Start of DATA FOR THIS TASK

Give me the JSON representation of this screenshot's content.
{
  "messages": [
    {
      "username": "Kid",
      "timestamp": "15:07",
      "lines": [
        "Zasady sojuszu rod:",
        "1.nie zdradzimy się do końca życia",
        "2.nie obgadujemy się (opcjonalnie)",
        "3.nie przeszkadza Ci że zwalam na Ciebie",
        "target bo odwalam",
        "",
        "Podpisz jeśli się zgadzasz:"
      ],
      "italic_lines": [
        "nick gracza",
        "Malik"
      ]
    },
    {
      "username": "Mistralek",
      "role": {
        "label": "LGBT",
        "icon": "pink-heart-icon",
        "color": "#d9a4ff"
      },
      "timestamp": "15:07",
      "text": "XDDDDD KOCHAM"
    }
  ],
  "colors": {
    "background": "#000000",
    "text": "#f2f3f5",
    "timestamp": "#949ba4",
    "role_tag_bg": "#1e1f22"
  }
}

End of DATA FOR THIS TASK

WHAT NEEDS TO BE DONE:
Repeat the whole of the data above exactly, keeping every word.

WRITTEN RESPONSE:
Give me the JSON representation of this screenshot's content.
{
  "messages": [
    {
      "username": "Kid",
      "timestamp": "15:07",
      "lines": [
        "Zasady sojuszu rod:",
        "1.nie zdradzimy się do końca życia",
        "2.nie obgadujemy się (opcjonalnie)",
        "3.nie przeszkadza Ci że zwalam na Ciebie",
        "target bo odwalam",
        "",
        "Podpisz jeśli się zgadzasz:"
      ],
      "italic_lines": [
        "nick gracza",
        "Malik"
      ]
    },
    {
      "username": "Mistralek",
      "role": {
        "label": "LGBT",
        "icon": "pink-heart-icon",
        "color": "#d9a4ff"
      },
      "timestamp": "15:07",
      "text": "XDDDDD KOCHAM"
    }
  ],
  "colors": {
    "background": "#000000",
    "text": "#f2f3f5",
    "timestamp": "#949ba4",
    "role_tag_bg": "#1e1f22"
  }
}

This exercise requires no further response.